Kainer et al. (2012) described a fungal (Exserohilum rostratum) meningitis outbreak in a clinic (clinic A) where vials of contaminated methylprednisolone were administered that were prepared by a single compounding pharmacy. Mostly epidural injections were applied, 58 of 656 patients who were treated with methylprednisolone, developed infections. A significant increase of the infection rate was found for patients who received older vials (vial age >50 days) compared with those who were treated with more recent vials. This indicates that fungal growth was present in the vials during the storage at room temperature and that rather high microbial doses caused the infections.
 
A HAI outbreak or a single HAI followed by transmission of pathogens through sterilized products when it was compromised by ingress of microbes through the porous packaging material can not be traced back easily to this recontamination because other routes of transmission have to be considered and can not be ruled out as causative factors. Therefore, the attainment of the product’s sterility at the SAL of 1:1,000,000 up the point of use should be verified by suitable methods such as the consideration of the filtration efficiency and the estimation of recontamination by airborne microbes during storage and transport (see also: Dunkelberg H. Maintenance of Sterility: Base of Aseptic Procedures. Dtsch Arztebl Int 2016;113:737).
References
Gunaratne PS, Wijeyaratne CN, Chandrasiri P, et al. An outbreak of Aspergillus meningitis following spinal anaesthesia for caesarean section in Sri Lanka: a post-tsunami effect? Ceylon Med. J.2006;51:137-142
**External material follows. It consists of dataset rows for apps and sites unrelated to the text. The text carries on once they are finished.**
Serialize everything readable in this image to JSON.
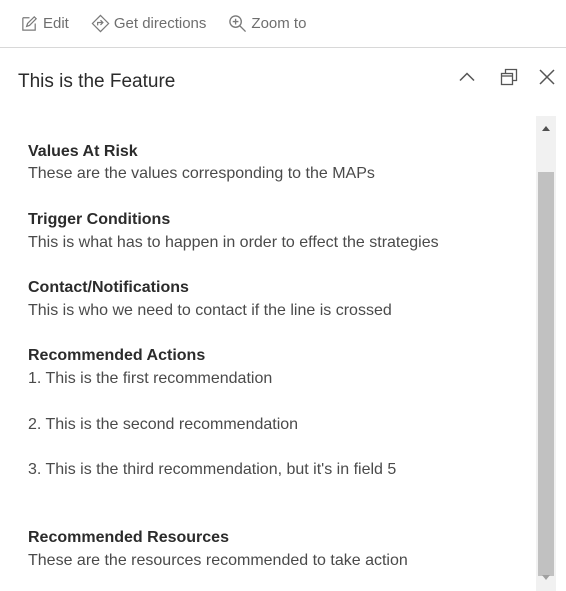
{
  "toolbar": {
    "edit_label": "Edit",
    "directions_label": "Get directions",
    "zoom_label": "Zoom to"
  },
  "header": {
    "title": "This is the Feature"
  },
  "fields": [
    {
      "label": "Values At Risk",
      "value": "These are the values corresponding to the MAPs"
    },
    {
      "label": "Trigger Conditions",
      "value": "This is what has to happen in order to effect the strategies"
    },
    {
      "label": "Contact/Notifications",
      "value": "This is who we need to contact if the line is crossed"
    },
    {
      "label": "Recommended Actions",
      "lines": [
        "1. This is the first recommendation",
        "2. This is the second recommendation",
        "3. This is the third recommendation, but it's in field 5"
      ]
    },
    {
      "label": "Recommended Resources",
      "value": "These are the resources recommended to take action"
    }
  ],
  "colors": {
    "text": "#323232",
    "muted": "#6e6e6e",
    "scroll_thumb": "#c1c1c1"
  },
  "icons": [
    "edit-icon",
    "directions-icon",
    "zoom-in-icon",
    "chevron-up-icon",
    "dock-icon",
    "close-icon"
  ]
}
Kainer MA, Reagan DR, Nguyen DB, et al. Fungal infections associated with contaminated methylprednisolone in Tennessee. N Engl J Med 2012;367:2194-203